— To do —
Nothing but an exact repeat of the data, with pictures removed, belongs in the answer.

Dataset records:
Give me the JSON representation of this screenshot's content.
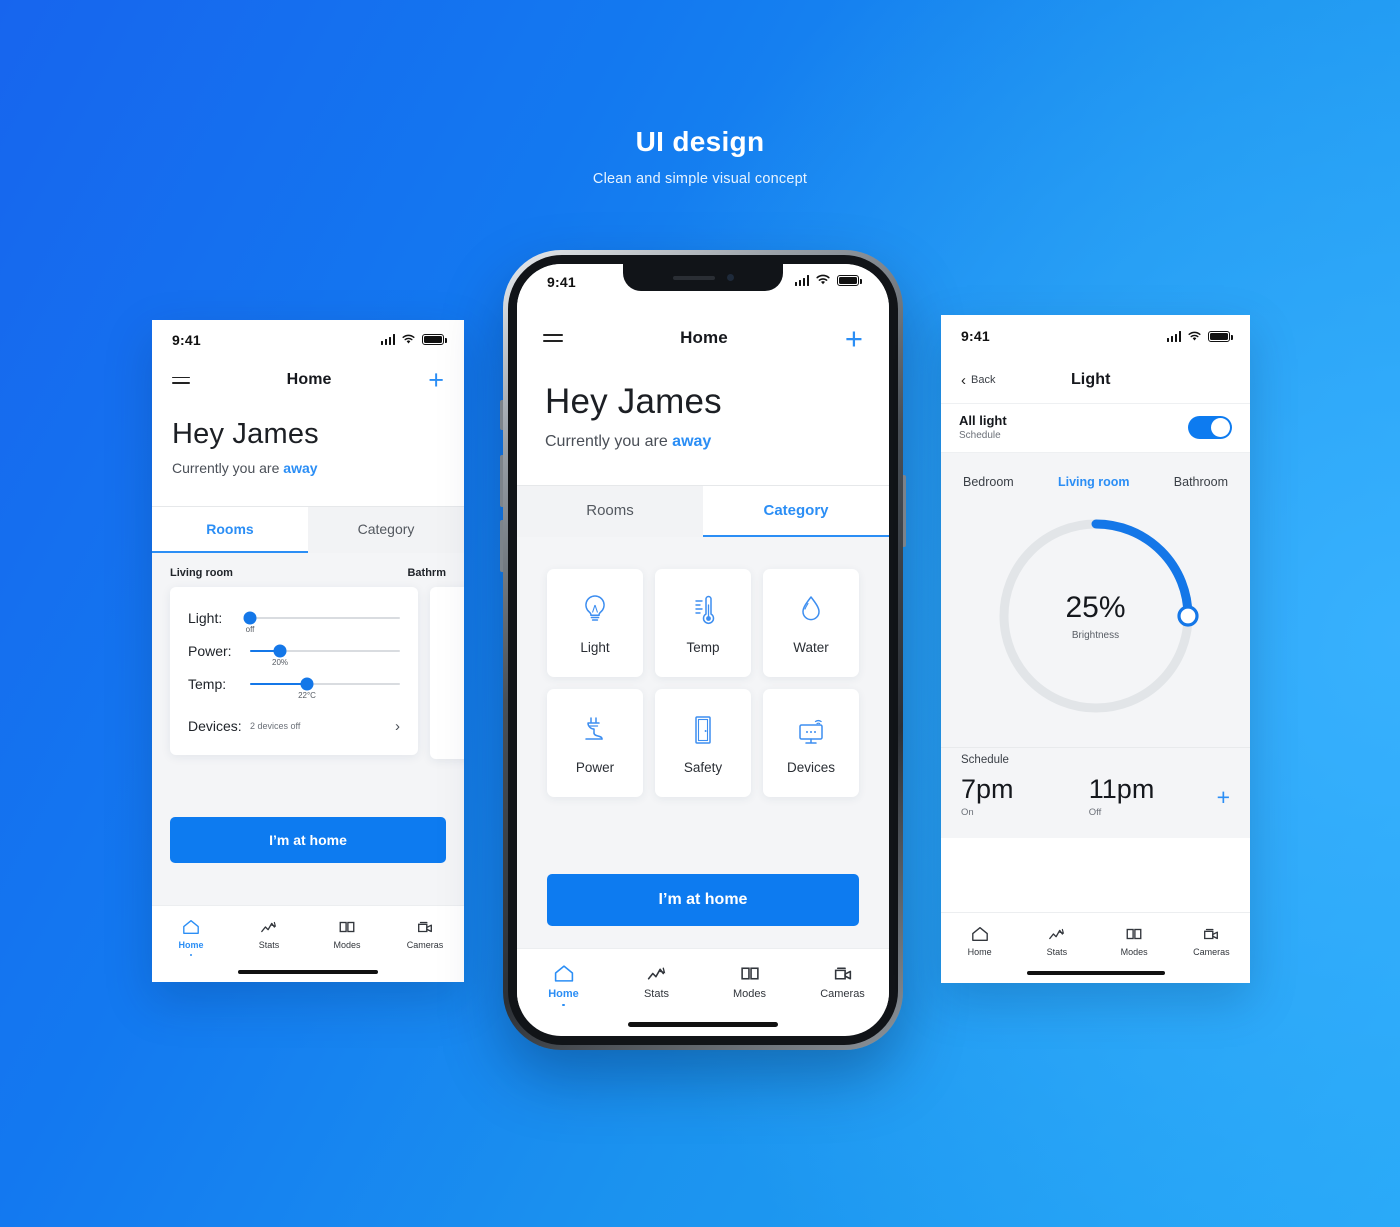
{
  "header": {
    "title": "UI design",
    "subtitle": "Clean and simple visual concept"
  },
  "status_bar": {
    "time": "9:41"
  },
  "left_screen": {
    "appbar": {
      "menu_icon": "hamburger-icon",
      "title": "Home",
      "add_icon": "plus-icon"
    },
    "greeting": {
      "name": "Hey James",
      "status_prefix": "Currently you are ",
      "status_value": "away"
    },
    "tabs": [
      {
        "label": "Rooms",
        "active": true
      },
      {
        "label": "Category",
        "active": false
      }
    ],
    "room_labels": [
      "Living room",
      "Bathrm"
    ],
    "controls": [
      {
        "label": "Light:",
        "value_text": "off",
        "percent": 0
      },
      {
        "label": "Power:",
        "value_text": "20%",
        "percent": 20
      },
      {
        "label": "Temp:",
        "value_text": "22°C",
        "percent": 38
      }
    ],
    "devices_row": {
      "label": "Devices:",
      "value": "2 devices off",
      "chevron": "chevron-right-icon"
    },
    "cta_label": "I’m at home",
    "bottom_nav": [
      {
        "label": "Home",
        "icon": "home-icon",
        "active": true
      },
      {
        "label": "Stats",
        "icon": "chart-line-icon",
        "active": false
      },
      {
        "label": "Modes",
        "icon": "panels-icon",
        "active": false
      },
      {
        "label": "Cameras",
        "icon": "video-camera-icon",
        "active": false
      }
    ]
  },
  "center_phone": {
    "appbar": {
      "menu_icon": "hamburger-icon",
      "title": "Home",
      "add_icon": "plus-icon"
    },
    "greeting": {
      "name": "Hey James",
      "status_prefix": "Currently you are ",
      "status_value": "away"
    },
    "tabs": [
      {
        "label": "Rooms",
        "active": false
      },
      {
        "label": "Category",
        "active": true
      }
    ],
    "categories": [
      {
        "label": "Light",
        "icon": "lightbulb-icon"
      },
      {
        "label": "Temp",
        "icon": "thermometer-icon"
      },
      {
        "label": "Water",
        "icon": "water-drop-icon"
      },
      {
        "label": "Power",
        "icon": "power-plug-icon"
      },
      {
        "label": "Safety",
        "icon": "door-icon"
      },
      {
        "label": "Devices",
        "icon": "monitor-wifi-icon"
      }
    ],
    "cta_label": "I’m at home",
    "bottom_nav": [
      {
        "label": "Home",
        "icon": "home-icon",
        "active": true
      },
      {
        "label": "Stats",
        "icon": "chart-line-icon",
        "active": false
      },
      {
        "label": "Modes",
        "icon": "panels-icon",
        "active": false
      },
      {
        "label": "Cameras",
        "icon": "video-camera-icon",
        "active": false
      }
    ]
  },
  "right_screen": {
    "appbar": {
      "back_label": "Back",
      "back_icon": "chevron-left-icon",
      "title": "Light"
    },
    "all_light": {
      "title": "All light",
      "subtitle": "Schedule",
      "toggle_on": true
    },
    "room_tabs": [
      {
        "label": "Bedroom",
        "active": false
      },
      {
        "label": "Living room",
        "active": true
      },
      {
        "label": "Bathroom",
        "active": false
      }
    ],
    "brightness_dial": {
      "value_label": "25%",
      "caption": "Brightness",
      "percent": 25
    },
    "schedule": {
      "heading": "Schedule",
      "entries": [
        {
          "time": "7pm",
          "state": "On"
        },
        {
          "time": "11pm",
          "state": "Off"
        }
      ],
      "add_icon": "plus-icon"
    },
    "bottom_nav": [
      {
        "label": "Home",
        "icon": "home-icon",
        "active": false
      },
      {
        "label": "Stats",
        "icon": "chart-line-icon",
        "active": false
      },
      {
        "label": "Modes",
        "icon": "panels-icon",
        "active": false
      },
      {
        "label": "Cameras",
        "icon": "video-camera-icon",
        "active": false
      }
    ]
  },
  "colors": {
    "accent": "#2b8ef5",
    "cta": "#0d7bf0",
    "slider": "#1477e8",
    "dial_track": "#e2e5e8",
    "text_dark": "#15181d"
  }
}
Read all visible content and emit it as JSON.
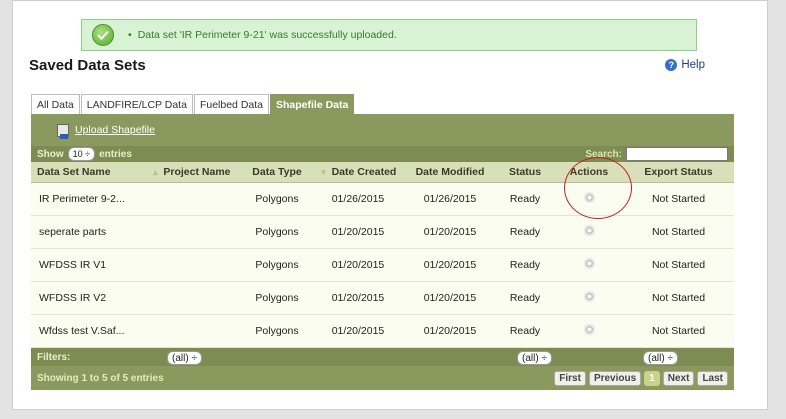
{
  "alert": {
    "message": "Data set 'IR Perimeter 9-21' was successfully uploaded.",
    "bullet": "•"
  },
  "page_title": "Saved Data Sets",
  "help_label": "Help",
  "tabs": [
    {
      "label": "All Data"
    },
    {
      "label": "LANDFIRE/LCP Data"
    },
    {
      "label": "Fuelbed Data"
    },
    {
      "label": "Shapefile Data"
    }
  ],
  "upload_label": "Upload Shapefile",
  "controls": {
    "show_label": "Show",
    "entries_value": "10 ÷",
    "entries_label": "entries",
    "search_label": "Search:"
  },
  "columns": [
    "Data Set Name",
    "Project Name",
    "Data Type",
    "Date Created",
    "Date Modified",
    "Status",
    "Actions",
    "Export Status"
  ],
  "rows": [
    {
      "name": "IR Perimeter 9-2...",
      "project": "",
      "type": "Polygons",
      "created": "01/26/2015",
      "modified": "01/26/2015",
      "status": "Ready",
      "export": "Not Started"
    },
    {
      "name": "seperate parts",
      "project": "",
      "type": "Polygons",
      "created": "01/20/2015",
      "modified": "01/20/2015",
      "status": "Ready",
      "export": "Not Started"
    },
    {
      "name": "WFDSS IR V1",
      "project": "",
      "type": "Polygons",
      "created": "01/20/2015",
      "modified": "01/20/2015",
      "status": "Ready",
      "export": "Not Started"
    },
    {
      "name": "WFDSS IR V2",
      "project": "",
      "type": "Polygons",
      "created": "01/20/2015",
      "modified": "01/20/2015",
      "status": "Ready",
      "export": "Not Started"
    },
    {
      "name": "Wfdss test V.Saf...",
      "project": "",
      "type": "Polygons",
      "created": "01/20/2015",
      "modified": "01/20/2015",
      "status": "Ready",
      "export": "Not Started"
    }
  ],
  "filters": {
    "label": "Filters:",
    "project": "(all) ÷",
    "status": "(all)   ÷",
    "export": "(all)              ÷"
  },
  "footer": {
    "info": "Showing 1 to 5 of 5 entries",
    "first": "First",
    "previous": "Previous",
    "page": "1",
    "next": "Next",
    "last": "Last"
  },
  "colors": {
    "panel": "#8a9a5e",
    "header": "#d9dfb8",
    "row": "#fbfdf0",
    "alert_bg": "#d7f3d3",
    "annotation": "#c02020"
  }
}
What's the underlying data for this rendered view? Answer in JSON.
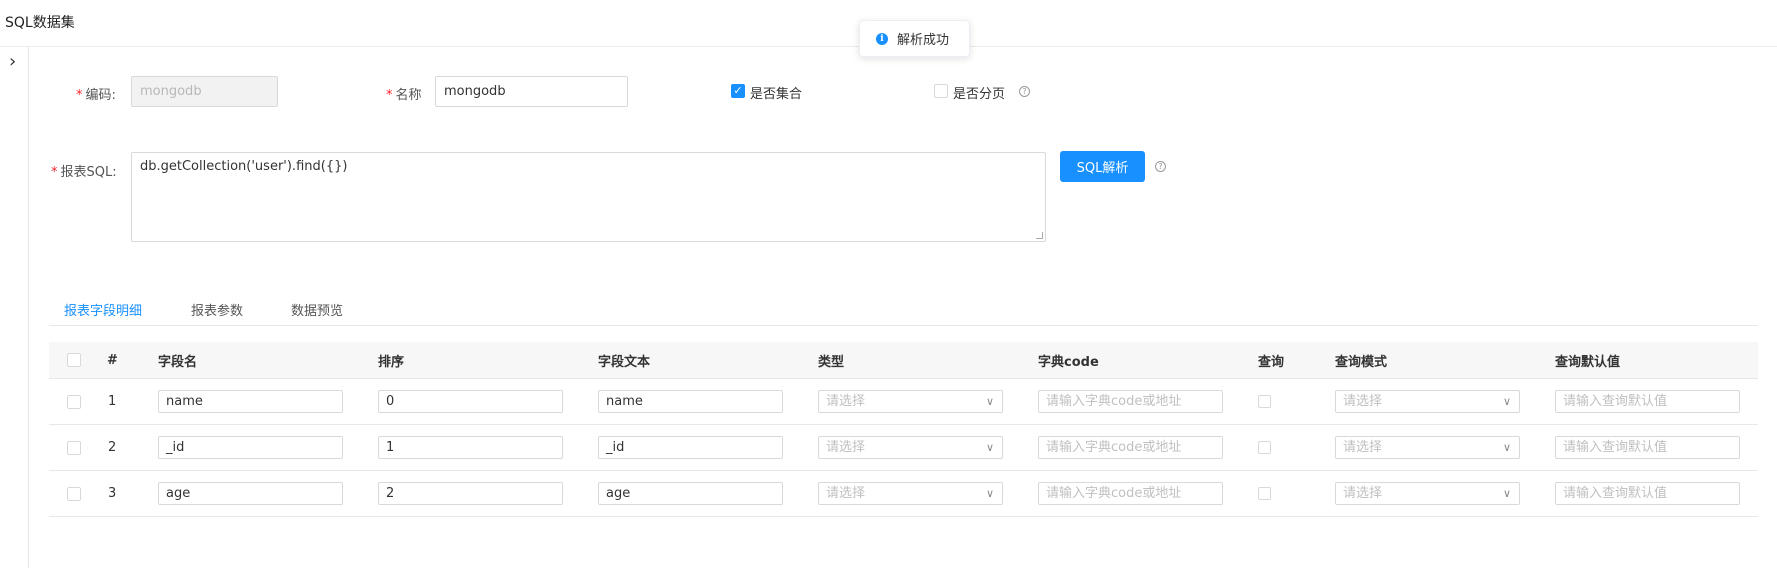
{
  "page": {
    "title": "SQL数据集",
    "expand_icon": "chevron-right-icon"
  },
  "toast": {
    "icon": "info-icon",
    "message": "解析成功",
    "color": "#1890ff"
  },
  "form": {
    "code": {
      "label": "编码:",
      "value": "mongodb"
    },
    "name": {
      "label": "名称",
      "value": "mongodb"
    },
    "is_collection": {
      "label": "是否集合",
      "checked": true
    },
    "is_paging": {
      "label": "是否分页",
      "checked": false
    },
    "sql": {
      "label": "报表SQL:",
      "value": "db.getCollection('user').find({})"
    },
    "parse_button": "SQL解析"
  },
  "tabs": [
    {
      "label": "报表字段明细",
      "active": true
    },
    {
      "label": "报表参数",
      "active": false
    },
    {
      "label": "数据预览",
      "active": false
    }
  ],
  "table": {
    "columns": [
      "#",
      "字段名",
      "排序",
      "字段文本",
      "类型",
      "字典code",
      "查询",
      "查询模式",
      "查询默认值"
    ],
    "placeholders": {
      "type": "请选择",
      "dict_code": "请输入字典code或地址",
      "query_mode": "请选择",
      "default_value": "请输入查询默认值"
    },
    "rows": [
      {
        "index": "1",
        "field_name": "name",
        "order": "0",
        "field_text": "name"
      },
      {
        "index": "2",
        "field_name": "_id",
        "order": "1",
        "field_text": "_id"
      },
      {
        "index": "3",
        "field_name": "age",
        "order": "2",
        "field_text": "age"
      }
    ]
  },
  "colors": {
    "accent": "#1890ff",
    "required": "#f5222d"
  }
}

— Result below —
Give me the JSON representation of this screenshot's content.
{
  "header": {
    "title": "UI design",
    "subtitle": "Clean and simple visual concept"
  },
  "status_bar": {
    "time": "9:41"
  },
  "left_screen": {
    "appbar": {
      "menu_icon": "hamburger-icon",
      "title": "Home",
      "add_icon": "plus-icon"
    },
    "greeting": {
      "name": "Hey James",
      "status_prefix": "Currently you are ",
      "status_value": "away"
    },
    "tabs": [
      {
        "label": "Rooms",
        "active": true
      },
      {
        "label": "Category",
        "active": false
      }
    ],
    "room_labels": [
      "Living room",
      "Bathrm"
    ],
    "controls": [
      {
        "label": "Light:",
        "value_text": "off",
        "percent": 0
      },
      {
        "label": "Power:",
        "value_text": "20%",
        "percent": 20
      },
      {
        "label": "Temp:",
        "value_text": "22°C",
        "percent": 38
      }
    ],
    "devices_row": {
      "label": "Devices:",
      "value": "2 devices off",
      "chevron": "chevron-right-icon"
    },
    "cta_label": "I’m at home",
    "bottom_nav": [
      {
        "label": "Home",
        "icon": "home-icon",
        "active": true
      },
      {
        "label": "Stats",
        "icon": "chart-line-icon",
        "active": false
      },
      {
        "label": "Modes",
        "icon": "panels-icon",
        "active": false
      },
      {
        "label": "Cameras",
        "icon": "video-camera-icon",
        "active": false
      }
    ]
  },
  "center_phone": {
    "appbar": {
      "menu_icon": "hamburger-icon",
      "title": "Home",
      "add_icon": "plus-icon"
    },
    "greeting": {
      "name": "Hey James",
      "status_prefix": "Currently you are ",
      "status_value": "away"
    },
    "tabs": [
      {
        "label": "Rooms",
        "active": false
      },
      {
        "label": "Category",
        "active": true
      }
    ],
    "categories": [
      {
        "label": "Light",
        "icon": "lightbulb-icon"
      },
      {
        "label": "Temp",
        "icon": "thermometer-icon"
      },
      {
        "label": "Water",
        "icon": "water-drop-icon"
      },
      {
        "label": "Power",
        "icon": "power-plug-icon"
      },
      {
        "label": "Safety",
        "icon": "door-icon"
      },
      {
        "label": "Devices",
        "icon": "monitor-wifi-icon"
      }
    ],
    "cta_label": "I’m at home",
    "bottom_nav": [
      {
        "label": "Home",
        "icon": "home-icon",
        "active": true
      },
      {
        "label": "Stats",
        "icon": "chart-line-icon",
        "active": false
      },
      {
        "label": "Modes",
        "icon": "panels-icon",
        "active": false
      },
      {
        "label": "Cameras",
        "icon": "video-camera-icon",
        "active": false
      }
    ]
  },
  "right_screen": {
    "appbar": {
      "back_label": "Back",
      "back_icon": "chevron-left-icon",
      "title": "Light"
    },
    "all_light": {
      "title": "All light",
      "subtitle": "Schedule",
      "toggle_on": true
    },
    "room_tabs": [
      {
        "label": "Bedroom",
        "active": false
      },
      {
        "label": "Living room",
        "active": true
      },
      {
        "label": "Bathroom",
        "active": false
      }
    ],
    "brightness_dial": {
      "value_label": "25%",
      "caption": "Brightness",
      "percent": 25
    },
    "schedule": {
      "heading": "Schedule",
      "entries": [
        {
          "time": "7pm",
          "state": "On"
        },
        {
          "time": "11pm",
          "state": "Off"
        }
      ],
      "add_icon": "plus-icon"
    },
    "bottom_nav": [
      {
        "label": "Home",
        "icon": "home-icon",
        "active": false
      },
      {
        "label": "Stats",
        "icon": "chart-line-icon",
        "active": false
      },
      {
        "label": "Modes",
        "icon": "panels-icon",
        "active": false
      },
      {
        "label": "Cameras",
        "icon": "video-camera-icon",
        "active": false
      }
    ]
  },
  "colors": {
    "accent": "#2b8ef5",
    "cta": "#0d7bf0",
    "slider": "#1477e8",
    "dial_track": "#e2e5e8",
    "text_dark": "#15181d"
  }
}
Read all visible content and emit it as JSON.
{
  "alert": {
    "message": "Data set 'IR Perimeter 9-21' was successfully uploaded.",
    "bullet": "•"
  },
  "page_title": "Saved Data Sets",
  "help_label": "Help",
  "tabs": [
    {
      "label": "All Data"
    },
    {
      "label": "LANDFIRE/LCP Data"
    },
    {
      "label": "Fuelbed Data"
    },
    {
      "label": "Shapefile Data"
    }
  ],
  "upload_label": "Upload Shapefile",
  "controls": {
    "show_label": "Show",
    "entries_value": "10 ÷",
    "entries_label": "entries",
    "search_label": "Search:"
  },
  "columns": [
    "Data Set Name",
    "Project Name",
    "Data Type",
    "Date Created",
    "Date Modified",
    "Status",
    "Actions",
    "Export Status"
  ],
  "rows": [
    {
      "name": "IR Perimeter 9-2...",
      "project": "",
      "type": "Polygons",
      "created": "01/26/2015",
      "modified": "01/26/2015",
      "status": "Ready",
      "export": "Not Started"
    },
    {
      "name": "seperate parts",
      "project": "",
      "type": "Polygons",
      "created": "01/20/2015",
      "modified": "01/20/2015",
      "status": "Ready",
      "export": "Not Started"
    },
    {
      "name": "WFDSS IR V1",
      "project": "",
      "type": "Polygons",
      "created": "01/20/2015",
      "modified": "01/20/2015",
      "status": "Ready",
      "export": "Not Started"
    },
    {
      "name": "WFDSS IR V2",
      "project": "",
      "type": "Polygons",
      "created": "01/20/2015",
      "modified": "01/20/2015",
      "status": "Ready",
      "export": "Not Started"
    },
    {
      "name": "Wfdss test V.Saf...",
      "project": "",
      "type": "Polygons",
      "created": "01/20/2015",
      "modified": "01/20/2015",
      "status": "Ready",
      "export": "Not Started"
    }
  ],
  "filters": {
    "label": "Filters:",
    "project": "(all) ÷",
    "status": "(all)   ÷",
    "export": "(all)              ÷"
  },
  "footer": {
    "info": "Showing 1 to 5 of 5 entries",
    "first": "First",
    "previous": "Previous",
    "page": "1",
    "next": "Next",
    "last": "Last"
  },
  "colors": {
    "panel": "#8a9a5e",
    "header": "#d9dfb8",
    "row": "#fbfdf0",
    "alert_bg": "#d7f3d3",
    "annotation": "#c02020"
  }
}
What's the underlying data for this rendered view? Answer in JSON.
{
  "page": {
    "title": "SQL数据集",
    "expand_icon": "chevron-right-icon"
  },
  "toast": {
    "icon": "info-icon",
    "message": "解析成功",
    "color": "#1890ff"
  },
  "form": {
    "code": {
      "label": "编码:",
      "value": "mongodb"
    },
    "name": {
      "label": "名称",
      "value": "mongodb"
    },
    "is_collection": {
      "label": "是否集合",
      "checked": true
    },
    "is_paging": {
      "label": "是否分页",
      "checked": false
    },
    "sql": {
      "label": "报表SQL:",
      "value": "db.getCollection('user').find({})"
    },
    "parse_button": "SQL解析"
  },
  "tabs": [
    {
      "label": "报表字段明细",
      "active": true
    },
    {
      "label": "报表参数",
      "active": false
    },
    {
      "label": "数据预览",
      "active": false
    }
  ],
  "table": {
    "columns": [
      "#",
      "字段名",
      "排序",
      "字段文本",
      "类型",
      "字典code",
      "查询",
      "查询模式",
      "查询默认值"
    ],
    "placeholders": {
      "type": "请选择",
      "dict_code": "请输入字典code或地址",
      "query_mode": "请选择",
      "default_value": "请输入查询默认值"
    },
    "rows": [
      {
        "index": "1",
        "field_name": "name",
        "order": "0",
        "field_text": "name"
      },
      {
        "index": "2",
        "field_name": "_id",
        "order": "1",
        "field_text": "_id"
      },
      {
        "index": "3",
        "field_name": "age",
        "order": "2",
        "field_text": "age"
      }
    ]
  },
  "colors": {
    "accent": "#1890ff",
    "required": "#f5222d"
  }
}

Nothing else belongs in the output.